An individual’s emotional and mental well-being affects how they feel about themself, their relationships and their ability to cope with difficult feelings and circumstances.
Being in a good place emotionally does not mean everything in your life is perfect, but that you are resilient enough to deal with any problems that arise, can adapt to change and can face the future with optimism.
No-one can be emotionally strong all the time. Life is unpredictable and takes its toll on our emotional well-being. Negative life events like the death of a loved one, housing concerns or even economic uncertainty are often the catalyst for mental health problems.
Parents must put their children’s needs before their own; however, this can be difficult if you are not feeling emotionally strong yourself.
For some women, it is the birth of their baby that signals the beginning of their mental health problems. The symptoms and severity of postnatal depression vary dramatically; however, many mothers with postnatal depression may struggle to bond with and look after their baby as a result.
Neither are children and young people unaffected by emotional and mental health problems. Many young people are unhappy, distressed, anxious and even suicidal, often in response to what is going on around them – at home, in school or the wider community – and over which they have no control.
Children and young people look to their parents to look after them, so when a parent becomes ill it can be a very frightening and unsettling time for them, even more so when the parent has a terminal illness.
Children whose parents abuse alcohol and drugs are at higher risk of neglect and abuse and will be more likely to develop emotional and mental health problems themselves.
Some young people may start self-harming as a coping mechanism, while others may develop eating disorders.
Feeling good emotionally is just as important as feeling healthy and physically well. If you – or a child or young person you know – is feeling low or experiencing mental health problems, always talk to someone.

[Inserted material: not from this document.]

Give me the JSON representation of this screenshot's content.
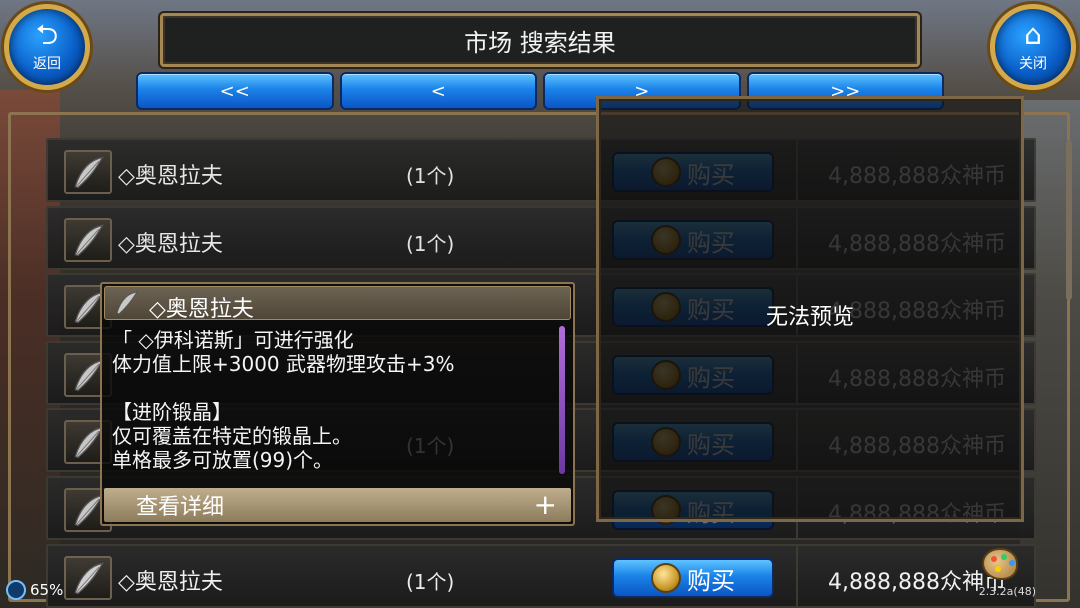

If you are concerned about the safety or well-being of a child or young person, always tell someone.